→ **Listed entries**

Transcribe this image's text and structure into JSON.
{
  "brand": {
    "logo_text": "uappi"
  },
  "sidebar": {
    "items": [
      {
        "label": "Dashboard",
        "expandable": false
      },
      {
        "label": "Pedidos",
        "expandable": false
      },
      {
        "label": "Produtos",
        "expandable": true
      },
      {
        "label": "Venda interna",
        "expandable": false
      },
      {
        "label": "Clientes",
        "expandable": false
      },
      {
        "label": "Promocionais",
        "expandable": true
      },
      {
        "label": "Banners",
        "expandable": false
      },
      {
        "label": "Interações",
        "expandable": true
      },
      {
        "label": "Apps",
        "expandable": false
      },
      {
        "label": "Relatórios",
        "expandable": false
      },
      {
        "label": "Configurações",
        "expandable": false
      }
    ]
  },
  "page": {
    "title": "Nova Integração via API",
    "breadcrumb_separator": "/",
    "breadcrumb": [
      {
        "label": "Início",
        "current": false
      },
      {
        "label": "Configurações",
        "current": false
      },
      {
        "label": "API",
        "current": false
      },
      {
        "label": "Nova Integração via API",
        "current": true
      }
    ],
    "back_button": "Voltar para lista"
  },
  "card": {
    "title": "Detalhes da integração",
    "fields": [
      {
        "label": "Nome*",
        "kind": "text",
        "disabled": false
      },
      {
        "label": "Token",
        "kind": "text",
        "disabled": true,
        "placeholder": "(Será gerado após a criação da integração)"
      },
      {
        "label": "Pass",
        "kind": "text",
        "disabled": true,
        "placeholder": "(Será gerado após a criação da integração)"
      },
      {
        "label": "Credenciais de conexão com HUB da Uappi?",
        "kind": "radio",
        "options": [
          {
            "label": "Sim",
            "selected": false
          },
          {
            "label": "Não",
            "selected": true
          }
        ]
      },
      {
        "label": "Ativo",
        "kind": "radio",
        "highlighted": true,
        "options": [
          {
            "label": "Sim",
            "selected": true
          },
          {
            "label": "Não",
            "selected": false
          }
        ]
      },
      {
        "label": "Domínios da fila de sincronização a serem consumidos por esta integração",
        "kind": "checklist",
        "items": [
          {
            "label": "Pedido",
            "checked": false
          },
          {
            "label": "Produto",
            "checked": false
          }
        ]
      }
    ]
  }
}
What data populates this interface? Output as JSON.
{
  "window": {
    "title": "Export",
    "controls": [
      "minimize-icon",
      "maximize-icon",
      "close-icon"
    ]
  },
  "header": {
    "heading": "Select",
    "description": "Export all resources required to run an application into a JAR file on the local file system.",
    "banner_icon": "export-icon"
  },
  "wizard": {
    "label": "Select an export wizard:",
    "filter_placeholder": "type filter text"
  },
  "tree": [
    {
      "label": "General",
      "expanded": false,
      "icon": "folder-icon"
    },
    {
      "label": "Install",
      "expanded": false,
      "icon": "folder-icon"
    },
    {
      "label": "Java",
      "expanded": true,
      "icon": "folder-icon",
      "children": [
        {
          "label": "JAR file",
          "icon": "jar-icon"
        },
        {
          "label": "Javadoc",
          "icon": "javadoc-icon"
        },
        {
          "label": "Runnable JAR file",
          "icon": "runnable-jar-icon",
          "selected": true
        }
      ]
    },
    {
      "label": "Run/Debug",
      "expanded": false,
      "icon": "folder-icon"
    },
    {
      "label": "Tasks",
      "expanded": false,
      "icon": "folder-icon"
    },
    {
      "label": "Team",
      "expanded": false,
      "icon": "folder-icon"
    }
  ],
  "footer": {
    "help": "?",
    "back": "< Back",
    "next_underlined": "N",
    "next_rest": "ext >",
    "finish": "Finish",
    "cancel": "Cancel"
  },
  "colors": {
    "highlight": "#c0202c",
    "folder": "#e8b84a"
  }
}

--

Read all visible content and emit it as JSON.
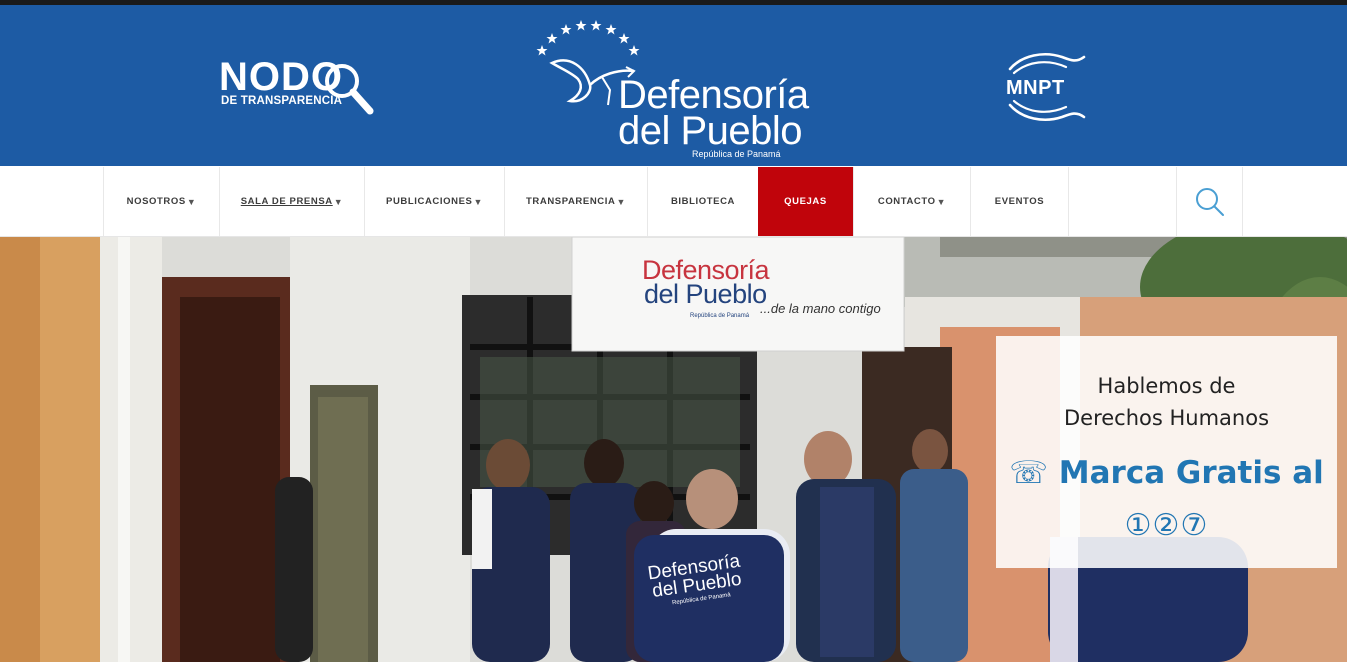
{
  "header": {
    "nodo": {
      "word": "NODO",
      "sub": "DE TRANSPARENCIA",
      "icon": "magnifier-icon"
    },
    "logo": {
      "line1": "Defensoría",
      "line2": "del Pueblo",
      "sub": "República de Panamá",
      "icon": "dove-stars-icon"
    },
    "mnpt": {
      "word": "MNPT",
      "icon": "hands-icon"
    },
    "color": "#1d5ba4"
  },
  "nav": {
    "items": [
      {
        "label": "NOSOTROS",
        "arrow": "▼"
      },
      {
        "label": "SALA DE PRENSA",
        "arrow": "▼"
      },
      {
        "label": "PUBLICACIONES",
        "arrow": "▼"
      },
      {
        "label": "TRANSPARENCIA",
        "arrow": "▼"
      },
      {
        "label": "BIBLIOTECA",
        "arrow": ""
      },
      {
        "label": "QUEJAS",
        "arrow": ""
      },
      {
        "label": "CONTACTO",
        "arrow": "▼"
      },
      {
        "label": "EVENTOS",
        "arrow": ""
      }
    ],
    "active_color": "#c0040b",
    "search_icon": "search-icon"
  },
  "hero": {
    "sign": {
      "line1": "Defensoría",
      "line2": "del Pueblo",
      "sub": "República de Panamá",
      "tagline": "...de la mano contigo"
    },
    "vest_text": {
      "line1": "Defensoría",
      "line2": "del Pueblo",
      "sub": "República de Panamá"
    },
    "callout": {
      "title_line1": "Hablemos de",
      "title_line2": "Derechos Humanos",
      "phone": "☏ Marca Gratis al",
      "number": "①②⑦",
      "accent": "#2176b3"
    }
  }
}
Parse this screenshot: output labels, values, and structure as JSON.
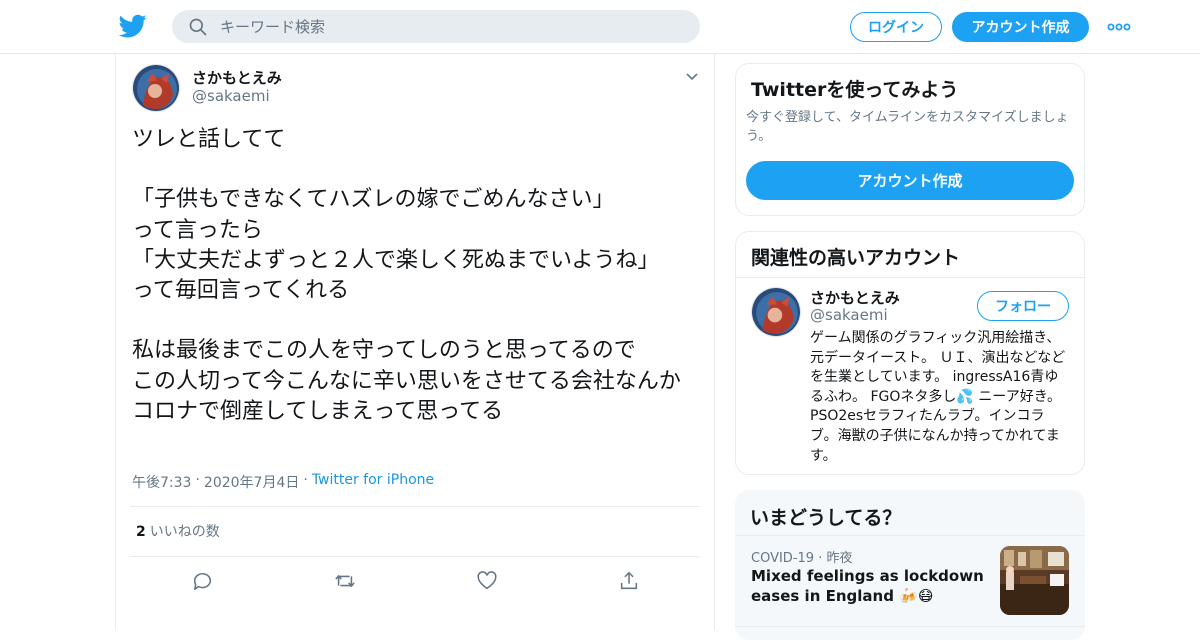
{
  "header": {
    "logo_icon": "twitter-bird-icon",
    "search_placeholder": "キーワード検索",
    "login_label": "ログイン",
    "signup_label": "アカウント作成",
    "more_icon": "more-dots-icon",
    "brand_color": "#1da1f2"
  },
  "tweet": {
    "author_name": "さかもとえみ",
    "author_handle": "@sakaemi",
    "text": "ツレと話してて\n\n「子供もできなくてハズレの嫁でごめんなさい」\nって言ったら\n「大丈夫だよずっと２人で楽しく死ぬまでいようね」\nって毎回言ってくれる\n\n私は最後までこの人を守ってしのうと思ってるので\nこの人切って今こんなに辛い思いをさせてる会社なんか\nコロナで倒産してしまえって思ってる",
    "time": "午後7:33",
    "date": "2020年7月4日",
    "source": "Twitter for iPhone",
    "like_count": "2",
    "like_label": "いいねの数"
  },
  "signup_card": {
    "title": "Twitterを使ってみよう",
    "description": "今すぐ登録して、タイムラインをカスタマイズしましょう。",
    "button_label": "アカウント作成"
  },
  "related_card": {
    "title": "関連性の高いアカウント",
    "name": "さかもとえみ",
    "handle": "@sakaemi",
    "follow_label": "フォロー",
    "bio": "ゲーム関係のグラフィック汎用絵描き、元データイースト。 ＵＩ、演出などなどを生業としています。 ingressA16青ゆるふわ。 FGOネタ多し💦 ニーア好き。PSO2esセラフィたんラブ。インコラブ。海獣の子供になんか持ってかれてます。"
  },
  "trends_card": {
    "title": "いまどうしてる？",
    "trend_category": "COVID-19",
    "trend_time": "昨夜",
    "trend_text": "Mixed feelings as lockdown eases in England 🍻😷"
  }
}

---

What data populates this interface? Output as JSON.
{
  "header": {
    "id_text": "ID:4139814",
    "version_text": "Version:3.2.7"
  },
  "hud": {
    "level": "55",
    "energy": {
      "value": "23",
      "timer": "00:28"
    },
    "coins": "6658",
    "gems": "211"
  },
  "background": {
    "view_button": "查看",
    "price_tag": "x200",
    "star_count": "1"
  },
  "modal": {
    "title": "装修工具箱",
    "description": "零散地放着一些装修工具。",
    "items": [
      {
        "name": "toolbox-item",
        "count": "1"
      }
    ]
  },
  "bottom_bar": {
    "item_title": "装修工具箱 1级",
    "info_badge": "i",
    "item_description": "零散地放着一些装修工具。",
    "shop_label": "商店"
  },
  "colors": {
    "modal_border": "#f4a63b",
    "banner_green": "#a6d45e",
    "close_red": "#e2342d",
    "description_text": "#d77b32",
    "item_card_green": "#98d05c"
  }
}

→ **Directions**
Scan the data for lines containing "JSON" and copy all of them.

→ **Answer space**
Transcribe this image's text and structure into JSON.
What data populates this interface? Output as JSON.
Read all visible content and emit it as JSON.
Parse this screenshot: output labels, values, and structure as JSON.
What data populates this interface? Output as JSON.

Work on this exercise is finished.